Over the last decade, I have purchased three video games for myself (and a couple hundred for our kids). All of mine have been racing games. Last week I picked up Forza 4, excited to drive all kinds of cars on the virtual Top Gear test track.
Unfortunately, the Top Gear track wasn’t included on the disc and required a download. During my attempt to do that, my son’s impatience got the best of me, so we played the game first. I suffered through (not really) Laguna Seca and the Bernese Alps in late-sixties pony cars, brand-new Ferraris, and racing-prepped Dodge Vipers.
Lucky me, the next morning was garbage pickup. Because our neighborhood raccoons are hungry and smart, my garbage goes out just in time, around 6 a.m. A look at my neighbor’s trash chewed and strewn around the street confirmed my strategy. Not only that, I now had 30 minutes to download and play the Top Gear track before the house woke up.
The code required for downloading was a challenging read for my aging eyes, and my reading glasses were with my easy-to-awake wife. But peering over the top of my glasses enabled me to read the code, and looking back through my glasses I could joystick my way through the on-screen alpha-numeric keyboard. See a bit of the code in the lower part of this image. This should be easy, right?
Well, wrong, actually. As it turns out, the X-Box team had decided that the code entry screen should time out if a user takes too long. I suppose this has a purpose, but I can’t think of what that purpose could be. On my first try, I am kicked back to my home screen within the first five digits.
Returning to the alpha-numeric keypad, I discovered the entry field was now blank. As I repeated the task over and over — and I admit I am foggy in the morning — I got closer and closer to entering the full 25-digit code. Helping a lot is my emerging savvy with the joystick combined with increasingly complete memorization of the code. I also think of transcribing the code into big letters and then taping those to my TV screen, but I am so tantalizingly close. And then, I did it!
Um, no, I didn’t. It appears my accuracy was reduced with speed, and I didn’t get the code right. People were stirring in the house, so I headed up to the shower, defeated by this game within a game.
Just before we needed to leave for work and school I asked my eldest to sit down next to me.

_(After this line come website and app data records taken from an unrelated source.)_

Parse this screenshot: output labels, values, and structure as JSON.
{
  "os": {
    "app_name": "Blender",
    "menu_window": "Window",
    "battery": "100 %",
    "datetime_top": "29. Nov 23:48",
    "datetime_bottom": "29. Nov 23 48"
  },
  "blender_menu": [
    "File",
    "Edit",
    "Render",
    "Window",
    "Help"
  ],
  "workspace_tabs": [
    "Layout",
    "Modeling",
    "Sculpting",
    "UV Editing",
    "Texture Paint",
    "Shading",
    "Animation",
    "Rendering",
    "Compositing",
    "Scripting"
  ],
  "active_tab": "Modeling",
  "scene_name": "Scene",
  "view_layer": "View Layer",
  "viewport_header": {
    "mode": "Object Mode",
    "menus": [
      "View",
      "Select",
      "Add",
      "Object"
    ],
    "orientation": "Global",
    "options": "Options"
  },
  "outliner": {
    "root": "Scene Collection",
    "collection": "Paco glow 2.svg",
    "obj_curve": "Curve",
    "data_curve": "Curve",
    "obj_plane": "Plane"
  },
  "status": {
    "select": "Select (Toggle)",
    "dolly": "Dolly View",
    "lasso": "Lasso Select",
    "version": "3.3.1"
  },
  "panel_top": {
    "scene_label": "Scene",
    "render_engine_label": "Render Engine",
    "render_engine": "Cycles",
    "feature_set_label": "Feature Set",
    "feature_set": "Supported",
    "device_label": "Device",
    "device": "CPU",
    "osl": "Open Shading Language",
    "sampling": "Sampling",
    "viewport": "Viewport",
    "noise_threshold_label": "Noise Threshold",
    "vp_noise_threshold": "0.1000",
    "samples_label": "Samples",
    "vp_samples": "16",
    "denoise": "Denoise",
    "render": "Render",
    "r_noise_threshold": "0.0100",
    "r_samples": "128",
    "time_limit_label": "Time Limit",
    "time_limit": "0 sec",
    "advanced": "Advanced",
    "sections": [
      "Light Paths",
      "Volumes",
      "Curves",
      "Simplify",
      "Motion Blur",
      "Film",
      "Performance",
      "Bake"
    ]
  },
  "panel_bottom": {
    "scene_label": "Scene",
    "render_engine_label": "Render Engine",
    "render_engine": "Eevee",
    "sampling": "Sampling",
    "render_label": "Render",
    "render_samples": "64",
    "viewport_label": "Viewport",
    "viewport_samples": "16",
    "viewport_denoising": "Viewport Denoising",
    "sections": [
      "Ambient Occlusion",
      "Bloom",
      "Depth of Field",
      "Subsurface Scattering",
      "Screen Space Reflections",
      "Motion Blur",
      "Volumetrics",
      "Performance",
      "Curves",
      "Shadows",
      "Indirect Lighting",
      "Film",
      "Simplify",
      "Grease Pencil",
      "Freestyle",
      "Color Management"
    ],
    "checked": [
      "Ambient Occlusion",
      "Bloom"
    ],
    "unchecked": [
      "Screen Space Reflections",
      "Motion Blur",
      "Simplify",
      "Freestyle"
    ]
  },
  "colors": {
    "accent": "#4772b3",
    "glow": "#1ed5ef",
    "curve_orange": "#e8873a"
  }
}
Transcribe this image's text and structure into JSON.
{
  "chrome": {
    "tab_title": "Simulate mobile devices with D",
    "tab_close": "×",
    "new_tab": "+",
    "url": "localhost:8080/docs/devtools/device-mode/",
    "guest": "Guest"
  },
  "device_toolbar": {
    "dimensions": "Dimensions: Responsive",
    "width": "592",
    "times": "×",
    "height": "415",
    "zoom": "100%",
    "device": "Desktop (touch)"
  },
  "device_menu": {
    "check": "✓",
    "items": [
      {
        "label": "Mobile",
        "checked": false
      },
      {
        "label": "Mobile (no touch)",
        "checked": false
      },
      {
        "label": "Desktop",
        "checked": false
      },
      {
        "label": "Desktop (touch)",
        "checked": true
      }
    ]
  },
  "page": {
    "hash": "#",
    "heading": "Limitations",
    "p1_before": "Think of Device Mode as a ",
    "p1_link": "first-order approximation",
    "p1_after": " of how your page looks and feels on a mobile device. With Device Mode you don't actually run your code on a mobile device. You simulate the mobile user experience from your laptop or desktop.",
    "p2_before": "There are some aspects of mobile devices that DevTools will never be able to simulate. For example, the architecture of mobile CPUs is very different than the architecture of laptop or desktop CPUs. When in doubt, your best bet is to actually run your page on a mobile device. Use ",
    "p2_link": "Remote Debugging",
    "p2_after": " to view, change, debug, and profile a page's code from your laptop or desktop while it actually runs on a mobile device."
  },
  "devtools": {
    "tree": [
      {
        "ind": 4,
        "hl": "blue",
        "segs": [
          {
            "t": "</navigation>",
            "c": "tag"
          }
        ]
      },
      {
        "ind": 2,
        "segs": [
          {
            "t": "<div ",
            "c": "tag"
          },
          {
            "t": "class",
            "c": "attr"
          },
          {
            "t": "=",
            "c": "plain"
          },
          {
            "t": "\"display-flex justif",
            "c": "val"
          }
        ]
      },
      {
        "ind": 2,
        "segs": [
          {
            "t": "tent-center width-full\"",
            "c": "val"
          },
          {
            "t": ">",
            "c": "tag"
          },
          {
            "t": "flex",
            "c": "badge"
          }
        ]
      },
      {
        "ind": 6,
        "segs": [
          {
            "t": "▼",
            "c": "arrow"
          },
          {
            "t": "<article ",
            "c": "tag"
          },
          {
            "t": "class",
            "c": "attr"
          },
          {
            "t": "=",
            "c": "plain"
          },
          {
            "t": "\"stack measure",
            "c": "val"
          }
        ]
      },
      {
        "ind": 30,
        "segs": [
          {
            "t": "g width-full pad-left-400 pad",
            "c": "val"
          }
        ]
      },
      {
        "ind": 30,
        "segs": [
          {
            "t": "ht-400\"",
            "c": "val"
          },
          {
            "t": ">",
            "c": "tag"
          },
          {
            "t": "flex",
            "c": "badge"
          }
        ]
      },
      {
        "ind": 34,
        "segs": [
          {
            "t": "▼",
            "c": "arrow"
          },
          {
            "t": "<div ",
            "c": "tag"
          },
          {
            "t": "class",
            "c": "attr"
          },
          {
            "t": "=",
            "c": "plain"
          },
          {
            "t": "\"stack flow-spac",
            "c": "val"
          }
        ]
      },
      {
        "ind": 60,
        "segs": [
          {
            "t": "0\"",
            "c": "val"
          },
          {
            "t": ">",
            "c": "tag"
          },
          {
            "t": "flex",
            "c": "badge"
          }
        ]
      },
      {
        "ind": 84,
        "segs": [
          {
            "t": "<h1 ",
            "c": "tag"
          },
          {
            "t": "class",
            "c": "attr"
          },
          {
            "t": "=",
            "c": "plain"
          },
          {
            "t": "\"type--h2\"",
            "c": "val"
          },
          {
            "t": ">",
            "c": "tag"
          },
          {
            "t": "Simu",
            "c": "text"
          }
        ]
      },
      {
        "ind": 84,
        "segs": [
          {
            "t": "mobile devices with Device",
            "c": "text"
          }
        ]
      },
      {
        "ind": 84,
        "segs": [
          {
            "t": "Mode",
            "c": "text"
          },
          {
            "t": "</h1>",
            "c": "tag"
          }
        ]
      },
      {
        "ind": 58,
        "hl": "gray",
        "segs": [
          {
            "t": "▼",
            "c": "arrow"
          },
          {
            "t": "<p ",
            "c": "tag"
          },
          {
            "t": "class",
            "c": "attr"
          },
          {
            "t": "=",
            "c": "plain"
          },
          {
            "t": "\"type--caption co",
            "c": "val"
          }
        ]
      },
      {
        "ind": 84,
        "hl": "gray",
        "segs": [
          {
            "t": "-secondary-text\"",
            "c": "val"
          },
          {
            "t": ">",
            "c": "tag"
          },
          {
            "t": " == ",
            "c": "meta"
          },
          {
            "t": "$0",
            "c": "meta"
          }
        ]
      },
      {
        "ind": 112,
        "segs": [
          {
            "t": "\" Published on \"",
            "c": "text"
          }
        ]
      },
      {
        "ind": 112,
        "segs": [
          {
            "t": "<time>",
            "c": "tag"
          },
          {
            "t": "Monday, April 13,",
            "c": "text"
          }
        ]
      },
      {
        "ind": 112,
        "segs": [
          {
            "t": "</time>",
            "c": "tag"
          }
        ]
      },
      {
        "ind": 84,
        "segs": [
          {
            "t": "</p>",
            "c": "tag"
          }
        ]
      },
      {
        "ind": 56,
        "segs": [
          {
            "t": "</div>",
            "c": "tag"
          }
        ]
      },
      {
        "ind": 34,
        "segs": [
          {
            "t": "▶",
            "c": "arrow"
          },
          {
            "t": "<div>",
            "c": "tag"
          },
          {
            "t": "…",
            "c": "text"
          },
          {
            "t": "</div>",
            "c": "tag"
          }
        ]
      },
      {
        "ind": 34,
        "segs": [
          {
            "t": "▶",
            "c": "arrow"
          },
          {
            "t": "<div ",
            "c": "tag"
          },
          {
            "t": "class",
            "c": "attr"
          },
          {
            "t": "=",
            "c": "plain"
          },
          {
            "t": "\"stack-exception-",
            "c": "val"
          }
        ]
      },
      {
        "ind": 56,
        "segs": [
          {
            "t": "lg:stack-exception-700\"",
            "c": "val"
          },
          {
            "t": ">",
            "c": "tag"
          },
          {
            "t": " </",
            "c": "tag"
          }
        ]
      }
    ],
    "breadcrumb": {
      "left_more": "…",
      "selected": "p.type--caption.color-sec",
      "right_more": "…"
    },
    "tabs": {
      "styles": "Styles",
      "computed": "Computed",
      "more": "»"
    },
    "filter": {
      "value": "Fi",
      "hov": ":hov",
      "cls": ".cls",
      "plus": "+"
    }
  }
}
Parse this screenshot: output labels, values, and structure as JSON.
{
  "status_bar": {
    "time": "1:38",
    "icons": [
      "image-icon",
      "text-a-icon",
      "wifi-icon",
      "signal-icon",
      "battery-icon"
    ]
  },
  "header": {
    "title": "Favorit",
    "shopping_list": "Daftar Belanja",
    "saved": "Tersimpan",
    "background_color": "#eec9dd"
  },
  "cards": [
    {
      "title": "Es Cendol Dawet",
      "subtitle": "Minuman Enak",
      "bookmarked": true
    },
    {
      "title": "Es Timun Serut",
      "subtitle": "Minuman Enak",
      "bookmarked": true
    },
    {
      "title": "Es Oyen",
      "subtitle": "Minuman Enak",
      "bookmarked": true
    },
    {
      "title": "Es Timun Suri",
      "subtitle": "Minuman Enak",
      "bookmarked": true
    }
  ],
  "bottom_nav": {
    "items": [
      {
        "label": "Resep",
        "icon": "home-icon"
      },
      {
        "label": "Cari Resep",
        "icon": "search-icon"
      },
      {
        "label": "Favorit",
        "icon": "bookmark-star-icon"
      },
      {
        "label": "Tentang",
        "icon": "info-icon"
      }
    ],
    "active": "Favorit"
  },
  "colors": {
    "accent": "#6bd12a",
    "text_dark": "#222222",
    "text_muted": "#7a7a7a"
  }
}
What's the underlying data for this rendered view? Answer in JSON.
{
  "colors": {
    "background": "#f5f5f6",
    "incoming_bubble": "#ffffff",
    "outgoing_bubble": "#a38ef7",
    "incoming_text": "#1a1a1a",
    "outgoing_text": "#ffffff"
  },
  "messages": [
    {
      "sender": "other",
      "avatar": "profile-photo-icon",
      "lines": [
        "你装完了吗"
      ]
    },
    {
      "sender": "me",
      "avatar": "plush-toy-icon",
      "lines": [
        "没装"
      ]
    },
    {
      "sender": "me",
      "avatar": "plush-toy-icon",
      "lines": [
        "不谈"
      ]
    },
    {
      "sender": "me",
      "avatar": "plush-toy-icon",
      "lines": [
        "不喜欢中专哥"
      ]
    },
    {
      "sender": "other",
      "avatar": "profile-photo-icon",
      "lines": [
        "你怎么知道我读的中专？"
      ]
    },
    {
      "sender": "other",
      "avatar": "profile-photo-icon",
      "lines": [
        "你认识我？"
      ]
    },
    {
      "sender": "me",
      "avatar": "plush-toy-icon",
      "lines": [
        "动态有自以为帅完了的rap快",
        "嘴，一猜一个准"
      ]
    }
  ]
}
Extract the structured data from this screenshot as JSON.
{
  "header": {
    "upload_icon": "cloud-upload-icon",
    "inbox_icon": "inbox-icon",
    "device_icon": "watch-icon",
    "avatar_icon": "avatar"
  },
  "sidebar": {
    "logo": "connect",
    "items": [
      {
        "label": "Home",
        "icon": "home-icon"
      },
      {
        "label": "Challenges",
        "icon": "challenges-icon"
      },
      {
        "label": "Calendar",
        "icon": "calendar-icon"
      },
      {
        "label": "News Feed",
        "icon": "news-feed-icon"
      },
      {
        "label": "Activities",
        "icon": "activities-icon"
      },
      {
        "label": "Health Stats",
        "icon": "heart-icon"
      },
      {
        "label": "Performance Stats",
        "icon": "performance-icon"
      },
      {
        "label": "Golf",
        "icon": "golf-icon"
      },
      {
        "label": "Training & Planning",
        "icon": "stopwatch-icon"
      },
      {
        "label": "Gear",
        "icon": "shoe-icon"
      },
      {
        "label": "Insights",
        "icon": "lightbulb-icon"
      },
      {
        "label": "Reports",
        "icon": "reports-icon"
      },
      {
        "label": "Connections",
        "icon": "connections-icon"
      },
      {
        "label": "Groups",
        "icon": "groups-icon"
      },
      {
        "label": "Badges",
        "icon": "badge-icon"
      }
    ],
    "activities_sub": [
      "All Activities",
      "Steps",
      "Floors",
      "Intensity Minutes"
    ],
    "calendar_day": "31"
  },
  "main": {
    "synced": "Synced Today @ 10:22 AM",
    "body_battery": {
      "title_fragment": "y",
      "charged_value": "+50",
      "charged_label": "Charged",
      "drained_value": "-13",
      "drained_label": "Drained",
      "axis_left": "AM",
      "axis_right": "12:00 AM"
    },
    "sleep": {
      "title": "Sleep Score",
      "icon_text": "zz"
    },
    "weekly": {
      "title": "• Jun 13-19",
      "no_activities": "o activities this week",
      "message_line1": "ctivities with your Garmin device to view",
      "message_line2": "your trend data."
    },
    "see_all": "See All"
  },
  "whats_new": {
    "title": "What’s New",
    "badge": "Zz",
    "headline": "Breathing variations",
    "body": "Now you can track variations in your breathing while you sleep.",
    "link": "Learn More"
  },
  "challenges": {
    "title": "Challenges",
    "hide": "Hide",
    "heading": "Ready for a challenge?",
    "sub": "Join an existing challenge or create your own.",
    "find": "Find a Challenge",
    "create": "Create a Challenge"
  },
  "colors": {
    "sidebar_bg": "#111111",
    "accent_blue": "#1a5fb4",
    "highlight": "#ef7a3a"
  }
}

“Please read this number to me, five digits at a time, and as soon as I enter them, read me the next five.” After a few minutes of feigned teenage misunderstanding, he sat down and did his chore. He channels his usability-obsessed father, “The K’s and X’s are hard to tell apart, Dad.” Then, I succeeded. I am in and downloading, but too quickly I have to go out the door to deliver a kid to school and myself to work.
Flash forward to 11:30pm, and I am on the test track, battling my Miata against a surprise guest AMC Javelin and an odd assortment of European cars. And for me, it is all worth it.
I hate to pick on X-Box, a generally great product and one of only three major Microsoft products to succeed without depending on pre-existing network externalities (The other two are MS-DOS and Office – and maybe, slowly, the brilliant Windows 7 Mobile will be third?). But the reality is that people over 40 play video games, and even if they don’t, many of us are routinely entering codes for their pre-reading children. So, please, print your codes larger, Microsoft, and if you can’t do that, either shorten them or give me more time to enter them. Think about it: is it ever remotely fun to enter a 25-digit code while a seven-year-old tugs at your arm? Could Microsoft add RFID to the console or make their Kinect read a bar code? Some hobbyist has probably got that working already.